Q: Do you believe that surgical instruments in opened-but-unused packages must be re-sterilized?
"Maintaining the sterility of a sterilized medical item until the package is opened, is one of the main functions of effective packaging materials, according to the Association of Advancement of Medical Instrumentation (AAMI) Standards and Recommended Practices: Good Hospital Practices, Steam Sterilization and Sterility Assurance (2001). To break the integrity of the seal of a sterile package other than for the immediate use of the item removed should be considered an event that renders the package contents contaminated, and the item should not be returned to the sterile storage shelf for future use, but should be removed for re-sterilization. In my opinion, to do otherwise poses unnecessary risk of infection to patients, as the assurance level of providing a sterile product is greatly compromised.
In each healthcare facility, healthcare professionals responsible for the sterilization of reusable surgical instruments and medical items need to be collaborative partners with other disciplines, such as infection control and nursing services, to assure best practice policies and procedures addressing sterilization quality issues are developed and implemented in order to ensure the best outcome for patients. The collective expertise of healthcare professionals is readily available by consulting guidelines and standards and recommended practices from several professional sources including AAMI, Association of periOperative Registered Nurses (AORN), Association for Professionals in Infection Control and Epidemiology (APIC), and American Society for Healthcare Central Service Professionals (ASHCSP)."
Carole A. Barksdale MS, RN, CNOR, ACSP, CSPDM
Coordinator of OR/CPD Materials Processing, Children's Hospital, Boston
A: "At first blush the answer would be a resounding 'yes' and not just re-sterilized, but reprocessed completely for two reasons. First, there would be no way for central sterile processing (CSP) to know what the items were exposed to while open. The change from expiration dating of sterilized packages to event-related shelf life defines opened or compromised packaging as the trigger to reprocess items.
However, I am intrigued by the question because we recently completed a study that revealed nearly 70 percent of instruments opened for surgical procedures at one of our facilities remained unused and were returned for reprocessing (rework). Although the prospect of exploring reuse of the opened-but-unused instruments is fascinating, I don't believe there is a way to do so without compromising the safety of the patients. Our objective is to provide physicians and nurses that care for patients with clean, sterile instrumentation for every surgical procedure.
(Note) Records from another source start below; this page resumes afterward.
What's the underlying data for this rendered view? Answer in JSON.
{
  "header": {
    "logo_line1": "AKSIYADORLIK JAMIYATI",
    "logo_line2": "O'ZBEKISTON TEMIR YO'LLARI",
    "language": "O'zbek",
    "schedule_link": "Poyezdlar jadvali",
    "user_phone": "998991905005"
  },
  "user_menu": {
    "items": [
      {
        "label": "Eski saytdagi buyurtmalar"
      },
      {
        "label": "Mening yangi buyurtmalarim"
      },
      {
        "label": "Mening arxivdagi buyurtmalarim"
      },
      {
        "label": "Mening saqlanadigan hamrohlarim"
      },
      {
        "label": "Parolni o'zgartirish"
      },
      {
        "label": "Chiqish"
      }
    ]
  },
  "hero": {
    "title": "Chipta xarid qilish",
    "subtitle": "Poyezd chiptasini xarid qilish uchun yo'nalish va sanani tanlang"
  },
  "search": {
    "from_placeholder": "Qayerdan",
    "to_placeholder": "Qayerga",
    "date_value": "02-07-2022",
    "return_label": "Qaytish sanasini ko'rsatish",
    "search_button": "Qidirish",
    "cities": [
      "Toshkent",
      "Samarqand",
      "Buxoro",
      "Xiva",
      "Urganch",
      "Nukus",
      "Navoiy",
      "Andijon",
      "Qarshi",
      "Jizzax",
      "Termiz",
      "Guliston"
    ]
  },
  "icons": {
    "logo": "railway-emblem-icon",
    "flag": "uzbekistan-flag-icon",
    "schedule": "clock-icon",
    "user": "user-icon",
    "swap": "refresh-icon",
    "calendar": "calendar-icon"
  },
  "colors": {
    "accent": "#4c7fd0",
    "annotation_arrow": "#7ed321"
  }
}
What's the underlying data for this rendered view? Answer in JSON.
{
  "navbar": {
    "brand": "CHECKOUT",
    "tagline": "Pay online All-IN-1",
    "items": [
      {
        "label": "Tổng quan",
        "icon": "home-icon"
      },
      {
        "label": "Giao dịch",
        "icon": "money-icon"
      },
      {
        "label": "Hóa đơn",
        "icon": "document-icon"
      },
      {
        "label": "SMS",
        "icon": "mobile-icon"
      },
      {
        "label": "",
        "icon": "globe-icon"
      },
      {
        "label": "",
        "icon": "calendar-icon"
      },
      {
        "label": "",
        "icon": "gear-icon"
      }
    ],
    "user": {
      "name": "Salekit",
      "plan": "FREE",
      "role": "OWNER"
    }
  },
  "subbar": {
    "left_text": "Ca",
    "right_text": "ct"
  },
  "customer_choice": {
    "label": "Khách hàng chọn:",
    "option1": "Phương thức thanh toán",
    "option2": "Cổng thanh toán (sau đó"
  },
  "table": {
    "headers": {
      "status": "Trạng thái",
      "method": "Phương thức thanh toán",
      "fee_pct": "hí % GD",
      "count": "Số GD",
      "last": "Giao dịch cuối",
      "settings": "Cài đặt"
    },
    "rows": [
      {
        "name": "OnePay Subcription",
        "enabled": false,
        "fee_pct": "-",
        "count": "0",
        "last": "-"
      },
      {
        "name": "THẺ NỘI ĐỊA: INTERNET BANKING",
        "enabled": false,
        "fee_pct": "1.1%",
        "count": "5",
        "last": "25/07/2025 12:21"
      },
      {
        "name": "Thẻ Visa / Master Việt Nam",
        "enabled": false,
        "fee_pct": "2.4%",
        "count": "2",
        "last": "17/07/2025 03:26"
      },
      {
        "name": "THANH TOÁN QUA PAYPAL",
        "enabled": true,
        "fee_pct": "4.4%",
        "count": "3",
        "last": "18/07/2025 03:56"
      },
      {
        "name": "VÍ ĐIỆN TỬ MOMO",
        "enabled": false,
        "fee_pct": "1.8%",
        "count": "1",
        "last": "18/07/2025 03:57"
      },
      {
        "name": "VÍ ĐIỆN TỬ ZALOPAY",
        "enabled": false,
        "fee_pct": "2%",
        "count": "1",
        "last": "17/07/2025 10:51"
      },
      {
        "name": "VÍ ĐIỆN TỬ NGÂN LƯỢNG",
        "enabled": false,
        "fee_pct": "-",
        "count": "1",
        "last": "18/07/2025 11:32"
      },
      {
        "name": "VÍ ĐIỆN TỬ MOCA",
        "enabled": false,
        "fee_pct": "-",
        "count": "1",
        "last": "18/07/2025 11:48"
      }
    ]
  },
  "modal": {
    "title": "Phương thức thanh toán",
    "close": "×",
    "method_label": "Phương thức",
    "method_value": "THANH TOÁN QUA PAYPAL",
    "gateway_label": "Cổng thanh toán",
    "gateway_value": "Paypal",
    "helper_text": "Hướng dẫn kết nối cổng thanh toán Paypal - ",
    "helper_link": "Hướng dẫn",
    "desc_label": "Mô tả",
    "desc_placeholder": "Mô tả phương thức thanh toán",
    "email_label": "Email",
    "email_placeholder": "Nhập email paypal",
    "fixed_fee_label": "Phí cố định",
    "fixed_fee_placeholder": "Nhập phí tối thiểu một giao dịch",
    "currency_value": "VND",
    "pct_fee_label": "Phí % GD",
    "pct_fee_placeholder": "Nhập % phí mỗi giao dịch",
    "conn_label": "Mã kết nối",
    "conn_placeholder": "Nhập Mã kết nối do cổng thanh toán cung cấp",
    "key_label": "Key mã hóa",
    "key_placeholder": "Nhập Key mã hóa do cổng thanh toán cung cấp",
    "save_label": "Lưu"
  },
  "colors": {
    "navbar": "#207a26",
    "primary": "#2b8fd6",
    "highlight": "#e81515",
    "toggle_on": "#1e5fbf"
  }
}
We've worked to establish a quality program in CSP with standardized procedures and processes throughout our system. In order to accomplish this, we must be consistent in how we handle all opened or otherwise compromised packages. We reprocess all opened instruments, used or unused."
Crystaline A. Kuykendall, BS, MBA
Corporate Director, Central Sterile Processing, Detroit Medical Center, Mich.
A: "When a reusable tray that has been sterilized is opened, it must be totally reprocessed, and I do not think that disposables should be reused at all. "Opened-but-unused" does not mean that the instruments were not contaminated or compromised. To introduce a policy like reprocessing unused disposables, (especially) without documentation from the manufacturer, opens the door to infection and litigation. If the product was worthy of reuse or reprocessing in the first place, the manufacturer (would) stand behind it and support it in writing. They don't want the liability so why should we? With reusable trays, as during a total joint replacement case, think about the drills and bone fragment involved. Who is to say that just being on the field did not contaminate the set? Reprocess the reusable trays and dispose of the disposables ones."
H. Elaine Jordan
Quality Assurance Education Coordinator at Saint Joseph's Hospital of Atlanta, and President of the Georgia Society for Healthcare Central Service Personnel